Generally speaking, more frequent trades lead to higher tax bills. Active funds (meaning funds which attempt to beat the market by trading in and out of stocks or bonds) will likely make higher tax distributions at the end of the year than funds which purchase a broad basket of securities and hold them for the long term, with minimal trading. Your advisor, too, can make frequent or infrequent changes among the investments in the portfolio.
We feel that frequent trading and even too-frequent rebalancing brings only minimal benefit and may actually harm returns due to the costs involved. Taking a long-term view that involves only occasional trading helps to keep tax costs down and keep investors focused on their actual portfolio goals rather than the current market noise.
Fund distributions and fund selection
In the US, mutual funds must pass through taxable income and gains to the shareholders each year. Most of them pay income (e.g., dividends) quarterly or monthly and capital gains only annually. They announce their expected distributions sometimes with very little lead time, but in the cases where the advisor knows exactly what will be paid and how it will be classified (e.g., income, long-term gains, short-term gains, return of capital), a window opens to determine whether the tax bill for selling the asset will exceed the tax bill for holding on through the distribution. Note that in the US gains must be held for at least one year and a day to receive the lower tax rates; gains held for a year or less are tax as ordinary income. Theoretically, and in a perfectly stable market, the fund’s share price drops by exactly the amount of the per-share distribution on the “ex date” for that distribution. By comparing the all-in tax and trading cost of selling prior to the ex date and repurchasing on the ex date to the cost of holding onto the fund, an investor or advisor may ferret out an additional tax savings. However, this approach comes with some risks and requires careful planning and execution.
Probably the best defense against excessive fund distributions comes from picking funds which have tax-sensitive approaches in the first place. As already mentioned, active managers engage in frequent trading, and they may not formally pursue tax efficiency. Passive funds (funds which buy and hold large groups of stocks) trade less and often pay out lower tax distributions than their active counterparts. Exchange-traded funds use a unique structure which allows them to pay out appreciated securities and in so doing wipe capital gains off the books all together. Your advisor should know how each fund ranks in terms of its tax efficiency so that your portfolio considers tax management from the beginning.
Foreign tax credits

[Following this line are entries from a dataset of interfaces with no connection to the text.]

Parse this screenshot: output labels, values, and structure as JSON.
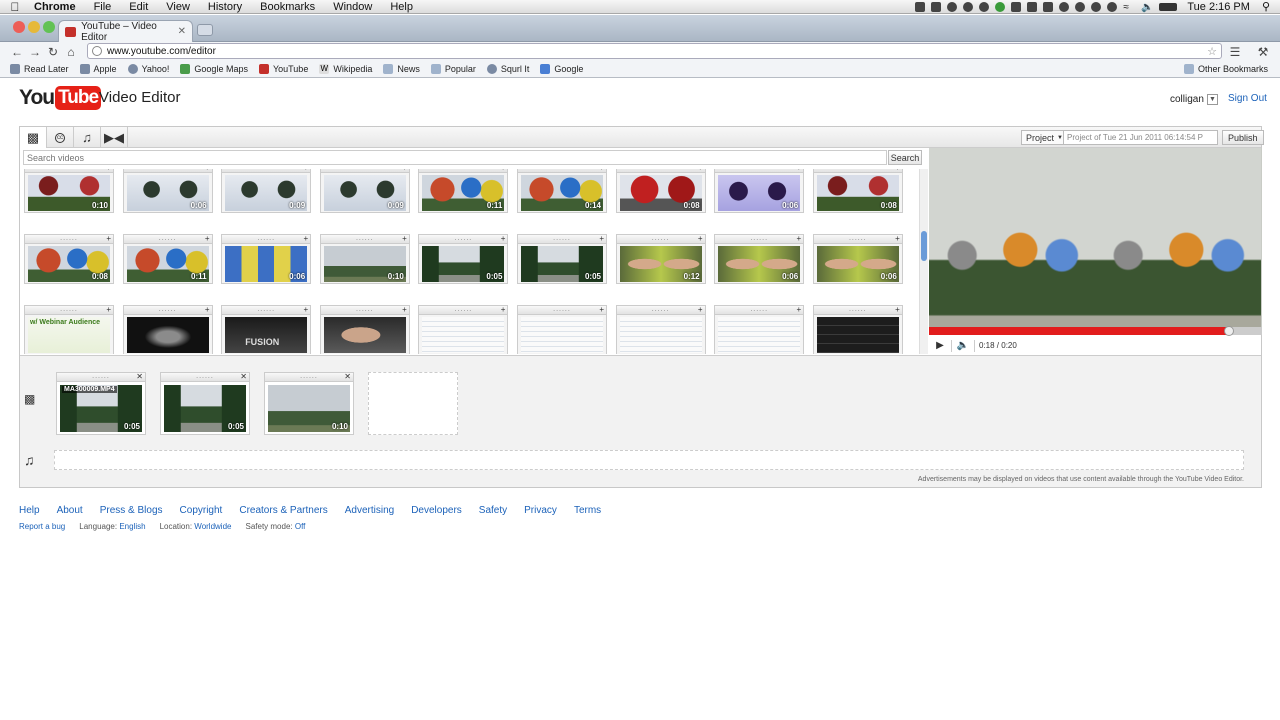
{
  "menubar": {
    "app": "Chrome",
    "items": [
      "File",
      "Edit",
      "View",
      "History",
      "Bookmarks",
      "Window",
      "Help"
    ],
    "clock": "Tue 2:16 PM"
  },
  "tab": {
    "title": "YouTube – Video Editor"
  },
  "omnibox": {
    "url": "www.youtube.com/editor"
  },
  "bookmarks": {
    "items": [
      "Read Later",
      "Apple",
      "Yahoo!",
      "Google Maps",
      "YouTube",
      "Wikipedia",
      "News",
      "Popular",
      "Squrl It",
      "Google"
    ],
    "other": "Other Bookmarks"
  },
  "header": {
    "logo_you": "You",
    "logo_tube": "Tube",
    "title": "Video Editor",
    "username": "colligan",
    "sign_out": "Sign Out"
  },
  "editor": {
    "project_label": "Project",
    "project_name": "Project of Tue 21 Jun 2011 06:14:54 P",
    "publish": "Publish",
    "search_placeholder": "Search videos",
    "search_button": "Search",
    "player_time": "0:18 / 0:20",
    "player_progress": 0.9,
    "ad_note": "Advertisements may be displayed on videos that use content available through the YouTube Video Editor."
  },
  "clips": [
    {
      "dur": "0:10",
      "theme": "balloon-dark"
    },
    {
      "dur": "0:06",
      "theme": "balloon-sky"
    },
    {
      "dur": "0:09",
      "theme": "balloon-sky"
    },
    {
      "dur": "0:09",
      "theme": "balloon-sky"
    },
    {
      "dur": "0:11",
      "theme": "balloon-multi"
    },
    {
      "dur": "0:14",
      "theme": "balloon-multi"
    },
    {
      "dur": "0:08",
      "theme": "balloon-red"
    },
    {
      "dur": "0:06",
      "theme": "balloon-purple"
    },
    {
      "dur": "0:08",
      "theme": "balloon-dark"
    },
    {
      "dur": "0:08",
      "theme": "balloon-multi"
    },
    {
      "dur": "0:11",
      "theme": "balloon-multi"
    },
    {
      "dur": "0:06",
      "theme": "crowd"
    },
    {
      "dur": "0:10",
      "theme": "field"
    },
    {
      "dur": "0:05",
      "theme": "trees"
    },
    {
      "dur": "0:05",
      "theme": "trees"
    },
    {
      "dur": "0:12",
      "theme": "face"
    },
    {
      "dur": "0:06",
      "theme": "face"
    },
    {
      "dur": "0:06",
      "theme": "face"
    },
    {
      "dur": "",
      "theme": "webinar",
      "caption": "w/ Webinar Audience"
    },
    {
      "dur": "",
      "theme": "dark-slide"
    },
    {
      "dur": "",
      "theme": "fusion",
      "caption": "FUSION"
    },
    {
      "dur": "",
      "theme": "face-close"
    },
    {
      "dur": "",
      "theme": "screen"
    },
    {
      "dur": "",
      "theme": "screen"
    },
    {
      "dur": "",
      "theme": "screen"
    },
    {
      "dur": "",
      "theme": "screen"
    },
    {
      "dur": "",
      "theme": "list-slide"
    }
  ],
  "timeline": [
    {
      "dur": "0:05",
      "theme": "trees",
      "filename": "MA300009.MP4"
    },
    {
      "dur": "0:05",
      "theme": "trees",
      "filename": ""
    },
    {
      "dur": "0:10",
      "theme": "field",
      "filename": ""
    }
  ],
  "footer": {
    "links": [
      "Help",
      "About",
      "Press & Blogs",
      "Copyright",
      "Creators & Partners",
      "Advertising",
      "Developers",
      "Safety",
      "Privacy",
      "Terms"
    ],
    "report_bug": "Report a bug",
    "language_label": "Language:",
    "language_value": "English",
    "location_label": "Location:",
    "location_value": "Worldwide",
    "safety_label": "Safety mode:",
    "safety_value": "Off"
  },
  "colors": {
    "youtube_red": "#e62117",
    "link_blue": "#1c62b9",
    "progress_red": "#e21d1d"
  }
}
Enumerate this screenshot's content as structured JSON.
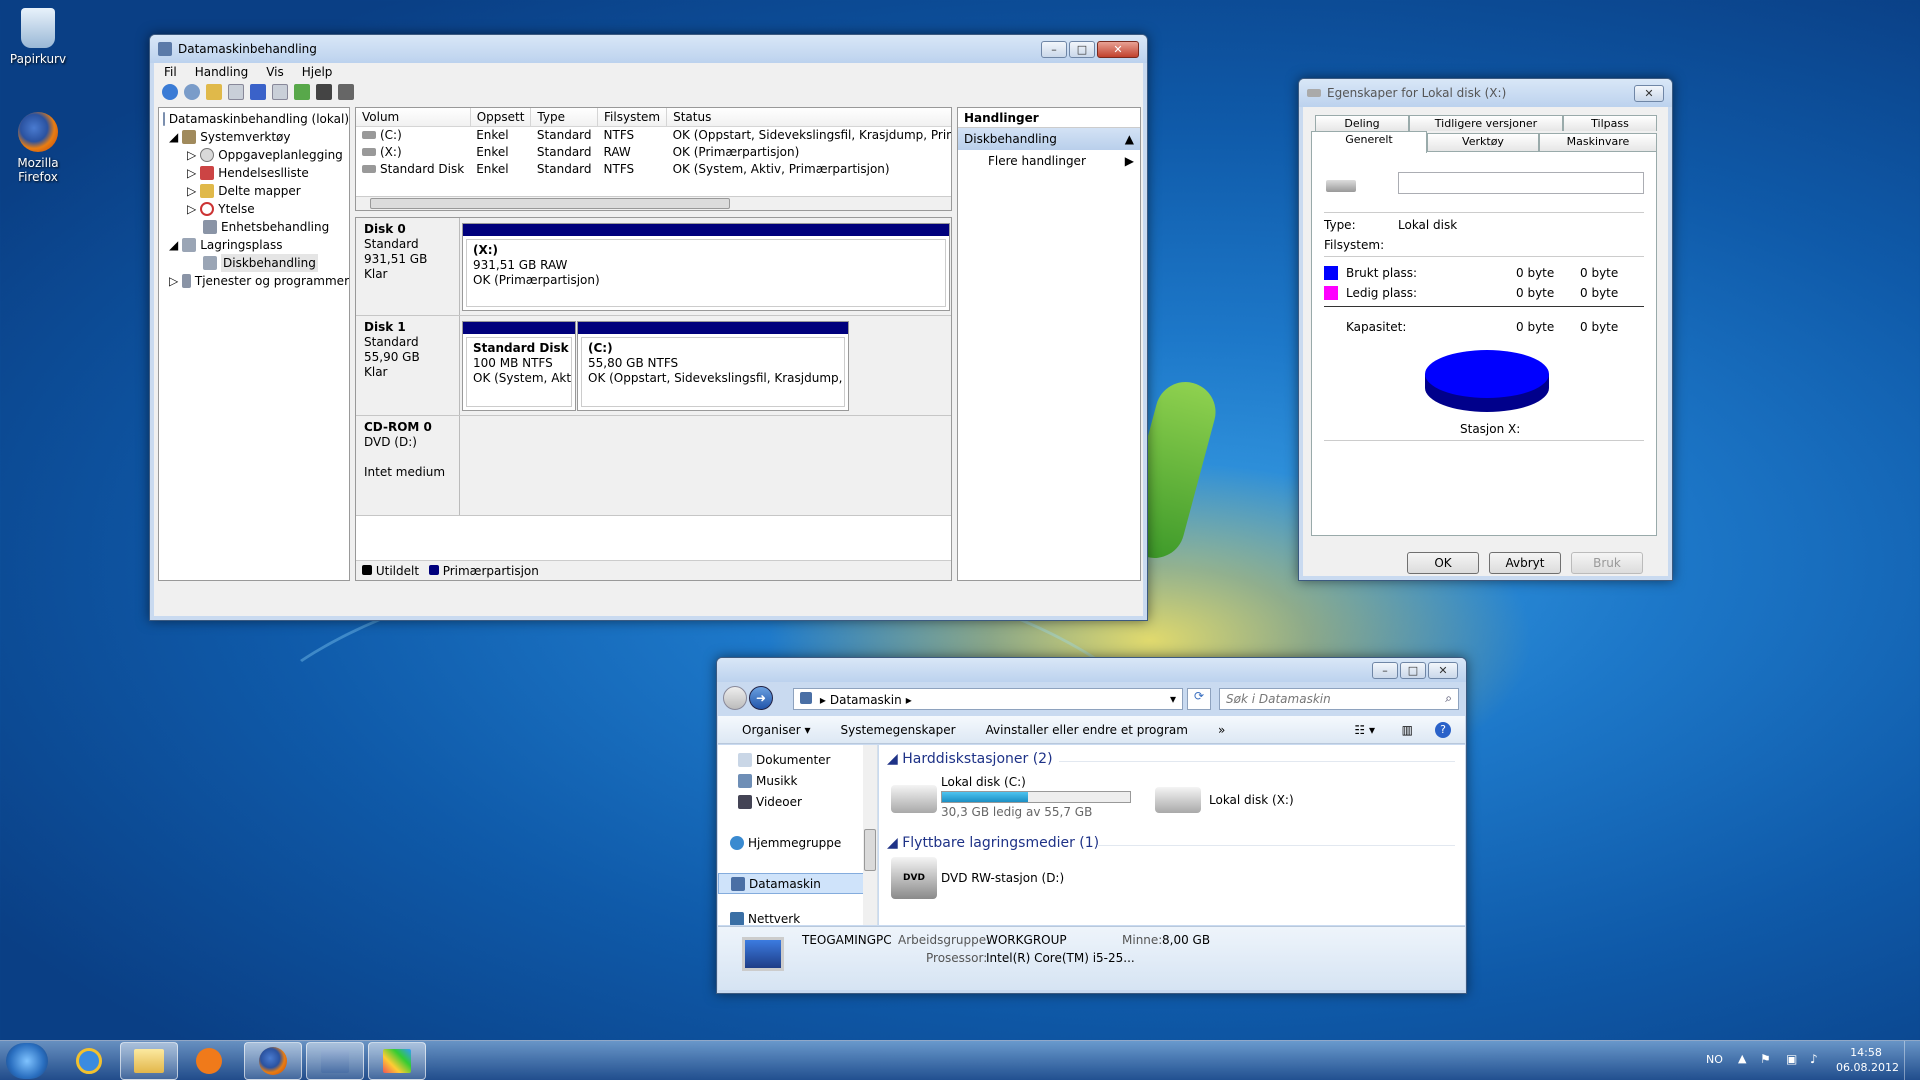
{
  "desktop": {
    "icons": [
      {
        "label": "Papirkurv"
      },
      {
        "label": "Mozilla Firefox"
      }
    ]
  },
  "diskmgmt": {
    "title": "Datamaskinbehandling",
    "menu": [
      "Fil",
      "Handling",
      "Vis",
      "Hjelp"
    ],
    "tree": [
      "Datamaskinbehandling (lokal)",
      "Systemverktøy",
      "Oppgaveplanlegging",
      "Hendelseslliste",
      "Delte mapper",
      "Ytelse",
      "Enhetsbehandling",
      "Lagringsplass",
      "Diskbehandling",
      "Tjenester og programmer"
    ],
    "columns": [
      "Volum",
      "Oppsett",
      "Type",
      "Filsystem",
      "Status"
    ],
    "volumes": [
      {
        "vol": "(C:)",
        "layout": "Enkel",
        "type": "Standard",
        "fs": "NTFS",
        "status": "OK (Oppstart, Sidevekslingsfil, Krasjdump, Primærpartisjon)"
      },
      {
        "vol": "(X:)",
        "layout": "Enkel",
        "type": "Standard",
        "fs": "RAW",
        "status": "OK (Primærpartisjon)"
      },
      {
        "vol": "Standard Disk",
        "layout": "Enkel",
        "type": "Standard",
        "fs": "NTFS",
        "status": "OK (System, Aktiv, Primærpartisjon)"
      }
    ],
    "disk0": {
      "name": "Disk 0",
      "type": "Standard",
      "size": "931,51 GB",
      "state": "Klar",
      "part_name": "(X:)",
      "part_size": "931,51 GB RAW",
      "part_status": "OK (Primærpartisjon)"
    },
    "disk1": {
      "name": "Disk 1",
      "type": "Standard",
      "size": "55,90 GB",
      "state": "Klar",
      "p1_name": "Standard Disk",
      "p1_size": "100 MB NTFS",
      "p1_status": "OK (System, Aktiv,",
      "p2_name": "(C:)",
      "p2_size": "55,80 GB NTFS",
      "p2_status": "OK (Oppstart, Sidevekslingsfil, Krasjdump, Primæ"
    },
    "cdrom": {
      "name": "CD-ROM 0",
      "type": "DVD (D:)",
      "state": "Intet medium"
    },
    "legend": [
      "Utildelt",
      "Primærpartisjon"
    ],
    "actions": {
      "header": "Handlinger",
      "section": "Diskbehandling",
      "more": "Flere handlinger"
    }
  },
  "props": {
    "title": "Egenskaper for Lokal disk (X:)",
    "tabs_top": [
      "Deling",
      "Tidligere versjoner",
      "Tilpass"
    ],
    "tabs_bottom": [
      "Generelt",
      "Verktøy",
      "Maskinvare"
    ],
    "type_label": "Type:",
    "type_value": "Lokal disk",
    "fs_label": "Filsystem:",
    "used_label": "Brukt plass:",
    "used_bytes": "0 byte",
    "used_bytes2": "0 byte",
    "free_label": "Ledig plass:",
    "free_bytes": "0 byte",
    "free_bytes2": "0 byte",
    "cap_label": "Kapasitet:",
    "cap_bytes": "0 byte",
    "cap_bytes2": "0 byte",
    "drive_label": "Stasjon X:",
    "ok": "OK",
    "cancel": "Avbryt",
    "apply": "Bruk",
    "used_color": "#0000ff",
    "free_color": "#ff00ff"
  },
  "explorer": {
    "address": "Datamaskin",
    "search_placeholder": "Søk i Datamaskin",
    "cmd": [
      "Organiser",
      "Systemegenskaper",
      "Avinstaller eller endre et program",
      "»"
    ],
    "nav": [
      "Dokumenter",
      "Musikk",
      "Videoer",
      "Hjemmegruppe",
      "Datamaskin",
      "Nettverk"
    ],
    "group1": "Harddiskstasjoner (2)",
    "drive_c": "Lokal disk (C:)",
    "drive_c_free": "30,3 GB ledig av 55,7 GB",
    "drive_c_used_fraction": 0.46,
    "drive_x": "Lokal disk (X:)",
    "group2": "Flyttbare lagringsmedier (1)",
    "dvd": "DVD RW-stasjon (D:)",
    "pc_name": "TEOGAMINGPC",
    "wg_label": "Arbeidsgruppe:",
    "wg_value": "WORKGROUP",
    "mem_label": "Minne:",
    "mem_value": "8,00 GB",
    "cpu_label": "Prosessor:",
    "cpu_value": "Intel(R) Core(TM) i5-25..."
  },
  "taskbar": {
    "lang": "NO",
    "time": "14:58",
    "date": "06.08.2012"
  }
}
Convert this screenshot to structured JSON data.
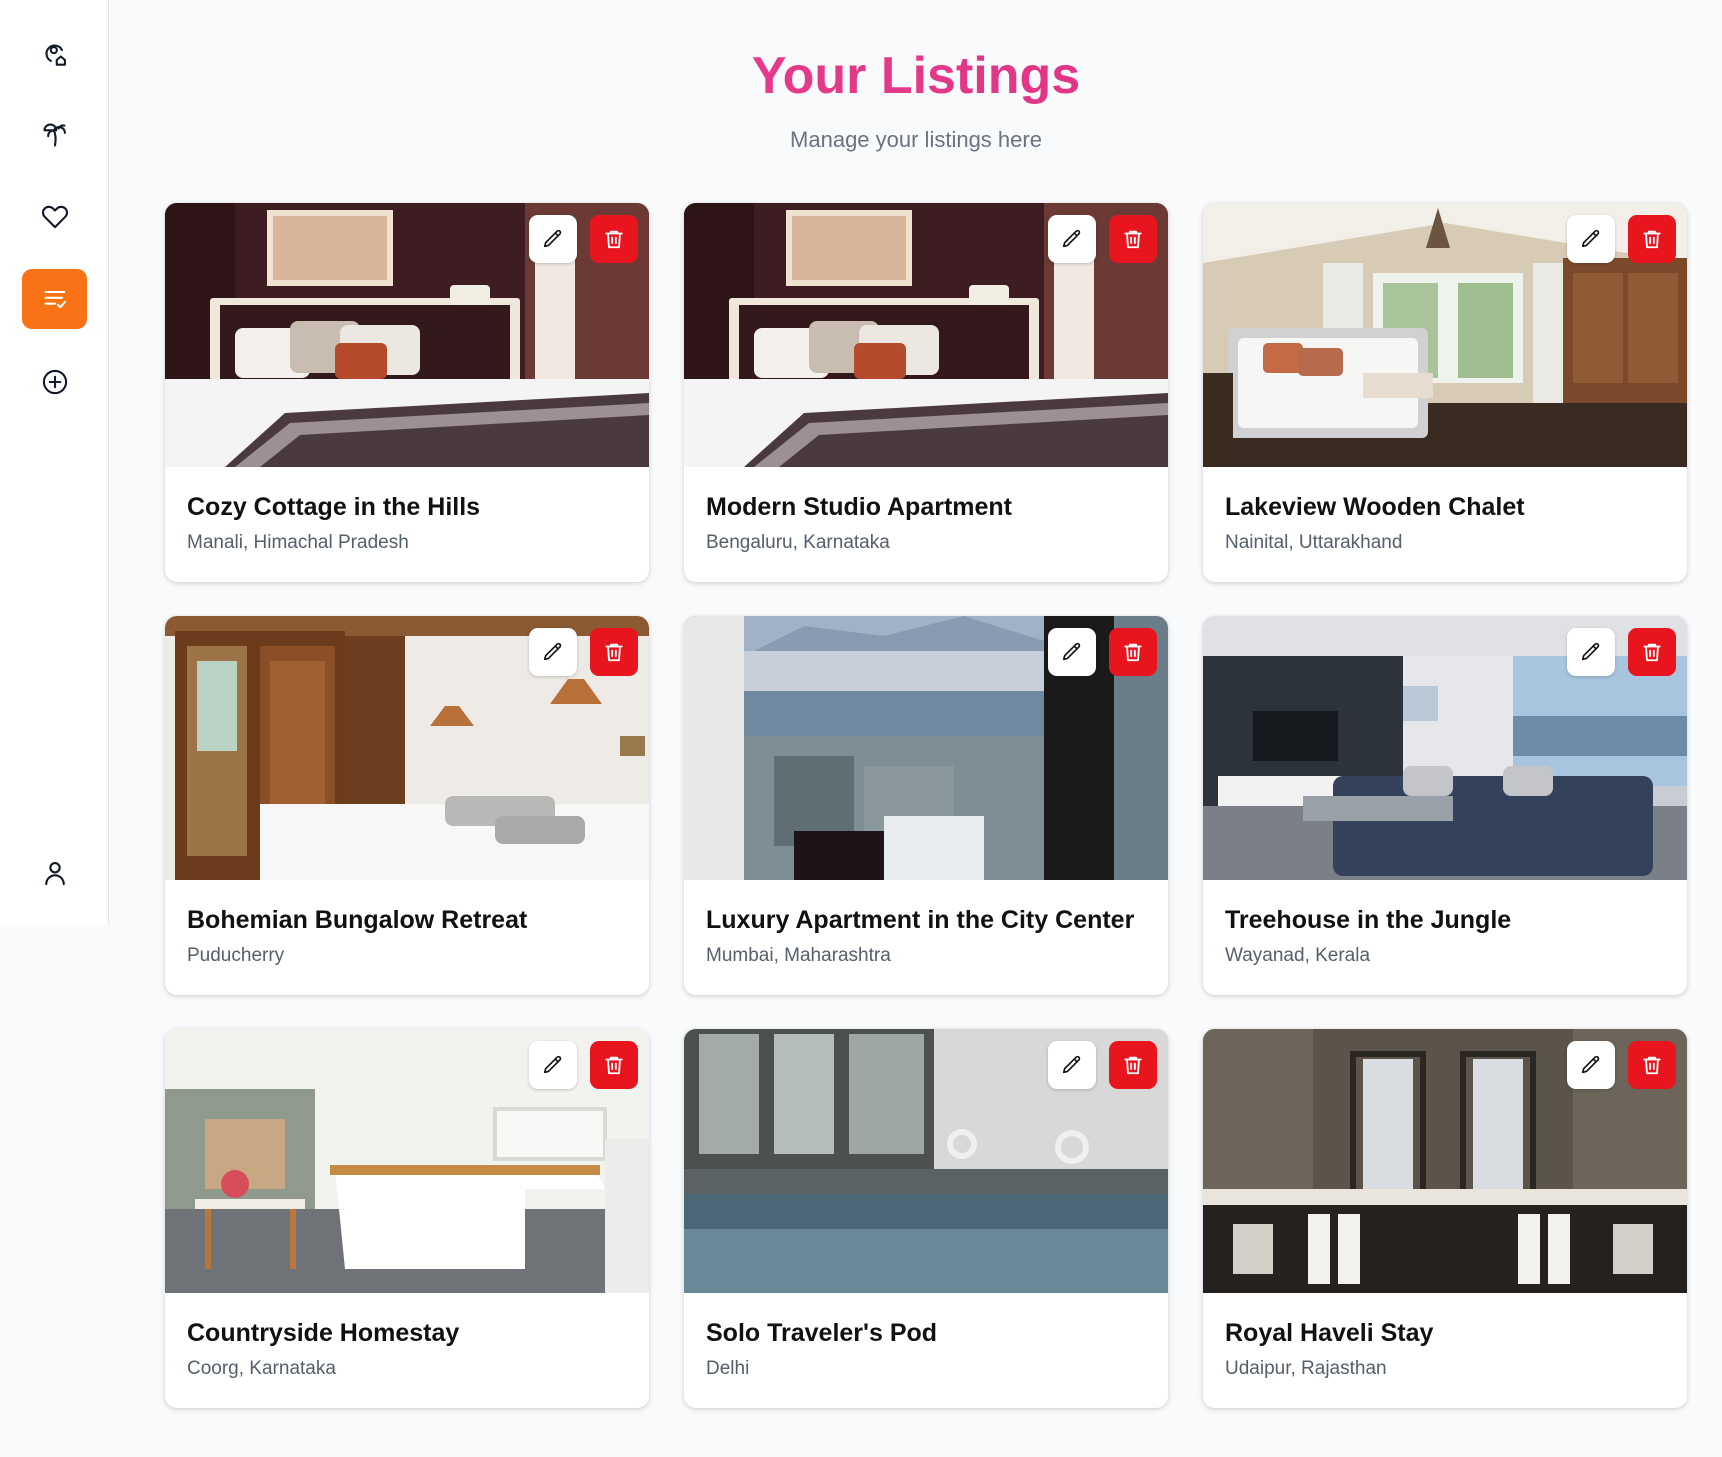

During a cross-border move, you may accumulate credits for taxes paid to one country which were not due in the other country. When this happens, you can often gear your investment portfolio toward the types of assets which will help you make use of those tax credits and lower your future tax bills. KeatsConnelly has long specialized in such strategies and can help manage how credits get generated as well as utilized. Many advisors do not know how or may not care to incorporate foreign tax credits into their portfolio management approach.
Finally, you must remain aware of changes to your tax rate due to changing jobs or locations, the ever-changing rules governing tax-advantaged arrangements, and how your total financial situation (not just your investment portfolio) can interact to make certain strategies more or less attractive at different times.
Taxes represent the single biggest drag on returns over an investment horizon, so they merit careful attention. Keeping on top of all the issues is a big job, but the numbers show that it’s worth the effort. If you prefer to have professionals with years of experience navigate the complexities for you, we’d like to discuss how KeatsConnelly can help.